Dog bites to the head, neck, and face (HNF) disproportionately affect children, and it is unclear if specific facial regions are uniquely at risk in this population. Some have identified the periorbital region as particularly at risk(1), and others have described a “central target area” (CTA), where the nose, cheeks, and lips are most often injured(2). This study sought to answer the following question: Among individuals sustaining a dog bite injury to the HNF, are children, when compared to adults, at greater risk of injury to the periorbital region or CTA?
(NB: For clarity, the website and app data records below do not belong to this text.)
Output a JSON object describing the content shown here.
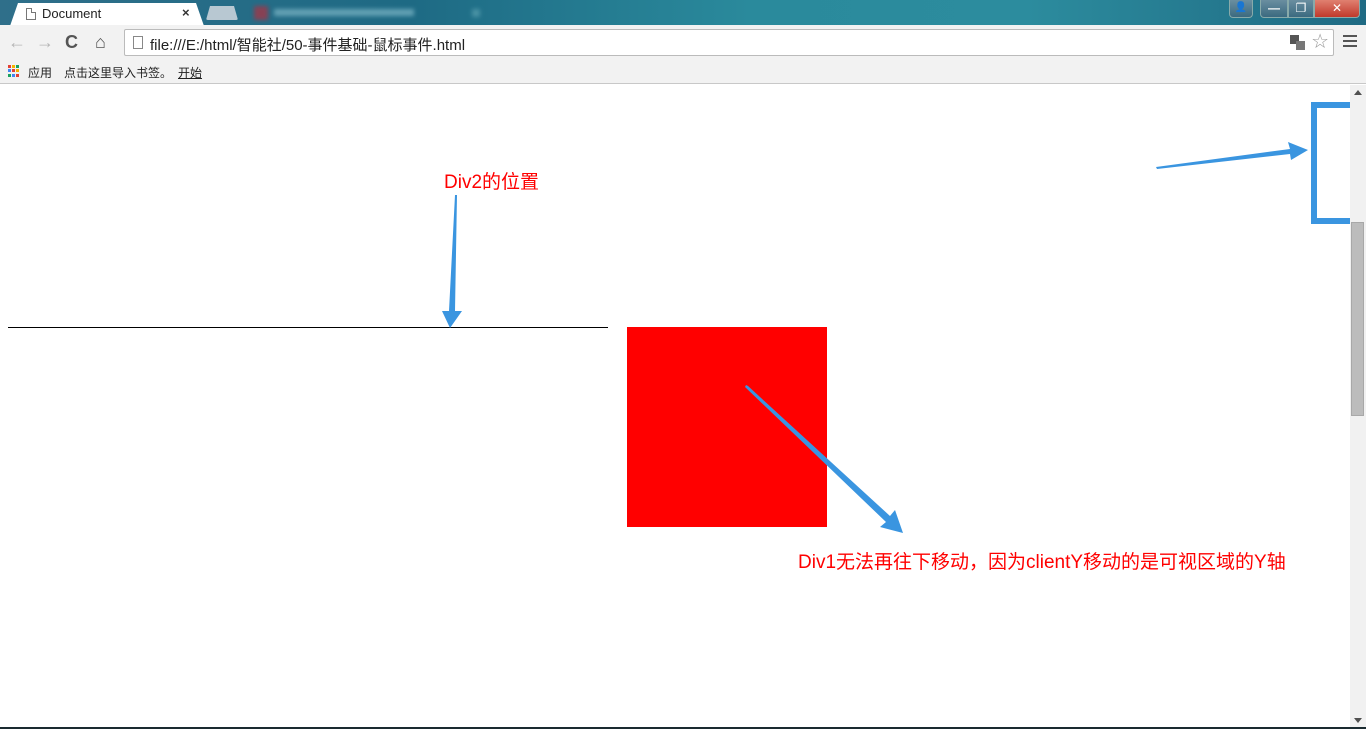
{
  "browser": {
    "active_tab": {
      "title": "Document",
      "close_label": "×"
    },
    "background_tab": {
      "title": ""
    },
    "window_controls": {
      "user": "👤",
      "minimize": "—",
      "maximize": "❐",
      "close": "✕"
    },
    "nav": {
      "back": "←",
      "forward": "→",
      "reload": "C",
      "home": "⌂"
    },
    "address_bar": {
      "url": "file:///E:/html/智能社/50-事件基础-鼠标事件.html"
    },
    "bookmark_star": "☆",
    "bookmarks": [
      {
        "label": "应用"
      },
      {
        "label": "点击这里导入书签。"
      },
      {
        "label": "开始"
      }
    ],
    "apps_icon_colors": [
      "#e44134",
      "#f5b400",
      "#1aa260",
      "#4285f4",
      "#e44134",
      "#f5b400",
      "#1aa260",
      "#4285f4",
      "#e44134"
    ]
  },
  "page": {
    "annotations": {
      "div2_label": "Div2的位置",
      "div1_label": "Div1无法再往下移动，因为clientY移动的是可视区域的Y轴"
    },
    "colors": {
      "div1_fill": "#ff0000",
      "annotation_text": "#ff0000",
      "arrow": "#3a95e0",
      "div2_line": "#000000"
    }
  }
}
The investigators designed and implemented a retrospective cohort study and enrolled a study sample derived from the population of patients with HNF dog bite injuries identified in the trauma registry at Harborview Medical Center, Seattle, WA, between 2000-2015. The primary predictor variable was age category, pediatric, or adult (> 18 years). The primary outcome variable was injury location classified as isolated periorbital, isolated CTA, both (periorbital and CTA), or other HNF location (neither periorbital nor CTA). The periorbital region included eyebrow, eyelid, medial, or lateral canthus, canaliculus, orbit, and orbital contents. The CTA region included the nose, lips, zygomatic, and buccal regions. Other variables included demographics, injury circumstances, and clinical course. Descriptive and bi-variate statistics including chi-squared tests and relative risk were computed. P-value < .05 was considered statistically significant.
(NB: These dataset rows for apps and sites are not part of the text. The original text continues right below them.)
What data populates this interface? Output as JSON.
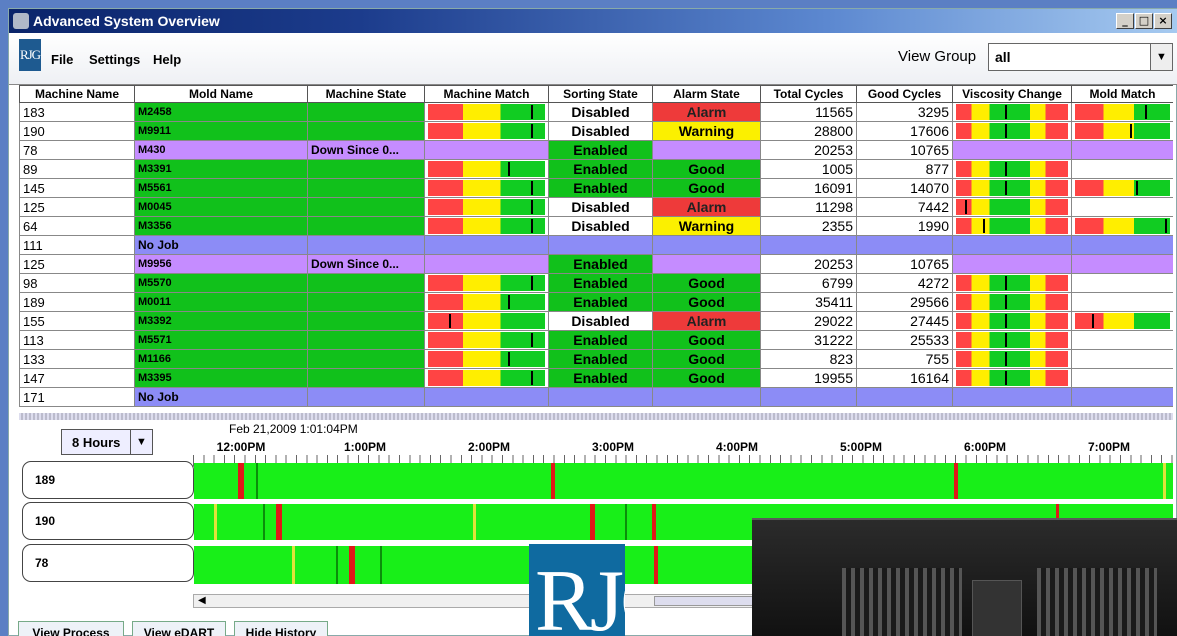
{
  "window": {
    "title": "Advanced System Overview"
  },
  "menu": {
    "logo": "RJG",
    "items": [
      "File",
      "Settings",
      "Help"
    ]
  },
  "view_group": {
    "label": "View Group",
    "value": "all"
  },
  "table": {
    "columns": [
      "Machine Name",
      "Mold Name",
      "Machine State",
      "Machine Match",
      "Sorting State",
      "Alarm State",
      "Total Cycles",
      "Good Cycles",
      "Viscosity Change",
      "Mold Match"
    ],
    "rows": [
      {
        "machine": "183",
        "mold": "M2458",
        "state": "",
        "match": 0.88,
        "sorting": "Disabled",
        "alarm": "Alarm",
        "total": "11565",
        "good": "3295",
        "visc": 0.44,
        "mold_match": 0.74
      },
      {
        "machine": "190",
        "mold": "M9911",
        "state": "",
        "match": 0.88,
        "sorting": "Disabled",
        "alarm": "Warning",
        "total": "28800",
        "good": "17606",
        "visc": 0.44,
        "mold_match": 0.58
      },
      {
        "machine": "78",
        "mold": "M430",
        "state": "Down Since 0...",
        "match": null,
        "sorting": "Enabled",
        "alarm": "",
        "total": "20253",
        "good": "10765",
        "visc": null,
        "mold_match": null
      },
      {
        "machine": "89",
        "mold": "M3391",
        "state": "",
        "match": 0.68,
        "sorting": "Enabled",
        "alarm": "Good",
        "total": "1005",
        "good": "877",
        "visc": 0.44,
        "mold_match": null
      },
      {
        "machine": "145",
        "mold": "M5561",
        "state": "",
        "match": 0.88,
        "sorting": "Enabled",
        "alarm": "Good",
        "total": "16091",
        "good": "14070",
        "visc": 0.44,
        "mold_match": 0.64
      },
      {
        "machine": "125",
        "mold": "M0045",
        "state": "",
        "match": 0.88,
        "sorting": "Disabled",
        "alarm": "Alarm",
        "total": "11298",
        "good": "7442",
        "visc": 0.08,
        "mold_match": null
      },
      {
        "machine": "64",
        "mold": "M3356",
        "state": "",
        "match": 0.88,
        "sorting": "Disabled",
        "alarm": "Warning",
        "total": "2355",
        "good": "1990",
        "visc": 0.24,
        "mold_match": 0.95
      },
      {
        "machine": "111",
        "mold": "No Job",
        "state": "",
        "match": null,
        "sorting": "",
        "alarm": "",
        "total": "",
        "good": "",
        "visc": null,
        "mold_match": null
      },
      {
        "machine": "125",
        "mold": "M9956",
        "state": "Down Since 0...",
        "match": null,
        "sorting": "Enabled",
        "alarm": "",
        "total": "20253",
        "good": "10765",
        "visc": null,
        "mold_match": null
      },
      {
        "machine": "98",
        "mold": "M5570",
        "state": "",
        "match": 0.88,
        "sorting": "Enabled",
        "alarm": "Good",
        "total": "6799",
        "good": "4272",
        "visc": 0.44,
        "mold_match": null
      },
      {
        "machine": "189",
        "mold": "M0011",
        "state": "",
        "match": 0.68,
        "sorting": "Enabled",
        "alarm": "Good",
        "total": "35411",
        "good": "29566",
        "visc": 0.44,
        "mold_match": null
      },
      {
        "machine": "155",
        "mold": "M3392",
        "state": "",
        "match": 0.18,
        "sorting": "Disabled",
        "alarm": "Alarm",
        "total": "29022",
        "good": "27445",
        "visc": 0.44,
        "mold_match": 0.18
      },
      {
        "machine": "113",
        "mold": "M5571",
        "state": "",
        "match": 0.88,
        "sorting": "Enabled",
        "alarm": "Good",
        "total": "31222",
        "good": "25533",
        "visc": 0.44,
        "mold_match": null
      },
      {
        "machine": "133",
        "mold": "M1166",
        "state": "",
        "match": 0.68,
        "sorting": "Enabled",
        "alarm": "Good",
        "total": "823",
        "good": "755",
        "visc": 0.44,
        "mold_match": null
      },
      {
        "machine": "147",
        "mold": "M3395",
        "state": "",
        "match": 0.88,
        "sorting": "Enabled",
        "alarm": "Good",
        "total": "19955",
        "good": "16164",
        "visc": 0.44,
        "mold_match": null
      },
      {
        "machine": "171",
        "mold": "No Job",
        "state": "",
        "match": null,
        "sorting": "",
        "alarm": "",
        "total": "",
        "good": "",
        "visc": null,
        "mold_match": null
      }
    ]
  },
  "history": {
    "hours_select": "8 Hours",
    "timestamp": "Feb 21,2009  1:01:04PM",
    "times": [
      "12:00PM",
      "1:00PM",
      "2:00PM",
      "3:00PM",
      "4:00PM",
      "5:00PM",
      "6:00PM",
      "7:00PM"
    ],
    "machines": [
      {
        "label": "189",
        "marks": [
          [
            0.045,
            0.006,
            "#e01818"
          ],
          [
            0.063,
            0.002,
            "#0b8e0b"
          ],
          [
            0.365,
            0.004,
            "#e01818"
          ],
          [
            0.776,
            0.004,
            "#e01818"
          ],
          [
            0.99,
            0.003,
            "#dfe33a"
          ]
        ]
      },
      {
        "label": "190",
        "marks": [
          [
            0.02,
            0.003,
            "#dfe33a"
          ],
          [
            0.07,
            0.002,
            "#0b8e0b"
          ],
          [
            0.084,
            0.006,
            "#e01818"
          ],
          [
            0.285,
            0.003,
            "#dfe33a"
          ],
          [
            0.405,
            0.005,
            "#e01818"
          ],
          [
            0.44,
            0.002,
            "#0b8e0b"
          ],
          [
            0.468,
            0.004,
            "#e01818"
          ],
          [
            0.88,
            0.004,
            "#e01818"
          ]
        ]
      },
      {
        "label": "78",
        "marks": [
          [
            0.1,
            0.003,
            "#dfe33a"
          ],
          [
            0.145,
            0.002,
            "#0b8e0b"
          ],
          [
            0.158,
            0.006,
            "#e01818"
          ],
          [
            0.19,
            0.002,
            "#0b8e0b"
          ],
          [
            0.47,
            0.004,
            "#e01818"
          ]
        ]
      }
    ]
  },
  "buttons": [
    "View Process",
    "View eDART",
    "Hide History"
  ],
  "big_logo": "RJG",
  "colors": {
    "green": "#11c11b",
    "purple": "#c58cff",
    "blue": "#8c8cf6",
    "red": "#ee3a3a",
    "yellow": "#fbf000",
    "history_green": "#18ef18"
  }
}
The sample consisted of 183 (58.5%) pediatric and 130 (41.5%) adult subjects. Isolated periorbital injuries were more common in the pediatric group (26.8%) than in adults (12.3%), relative risk (RR) 2.2 (1.3-3.7 [p = 0.003]). Injury to both periorbital and CTA regions was also more common in the pediatric group (23.5%) than in adults (11.5%), RR 2.0 (1.2-3.5 [p = 0.01]). Isolated CTA injury was the most common injury pattern overall in both children (37.7%) and adults (55.4%), but children were at significantly less risk than adults, RR 0.7 (0.5-0.9 [p = 0.002]). Children were also less likely to sustain an injury to other HNF regions, RR 0.6 (0.3-0.97 [p = 0.038]).
In conclusion, we found that pediatric subjects, when compared to adults, were twice as likely to incur a periorbital dog bite injury. No such increased risk was observed for the CTA. This may reflect unique anatomic risks in children or targeting of their eyes by attacking dogs, contributing to higher rates of HNF injury in this population. Public health and educational measures should recommend against children being placed at eye level with dogs, even if familiar or under adult supervision. Opportunities for collaboration exist between the National Facial Protection Month sponsored by the American Association of Oral and Maxillofacial Surgeons and the National Dog Bite Awareness Week led by The American Veterinary Medical Association.
1. Prendes MA, Jian-Amadi A, Chang S, Shaftel S. Ocular Trauma From Dog Bites: Characterization, Associations, and Treatment Patterns at a Regional Level I Trauma Center Over 11 Years. Opthal Plast Reconstr Surg. 2016;32:279-283
2. Palmer J, Rees M. Dog bites of the face: a fifteen year review. Br J Plast Surg 1983;36:315-8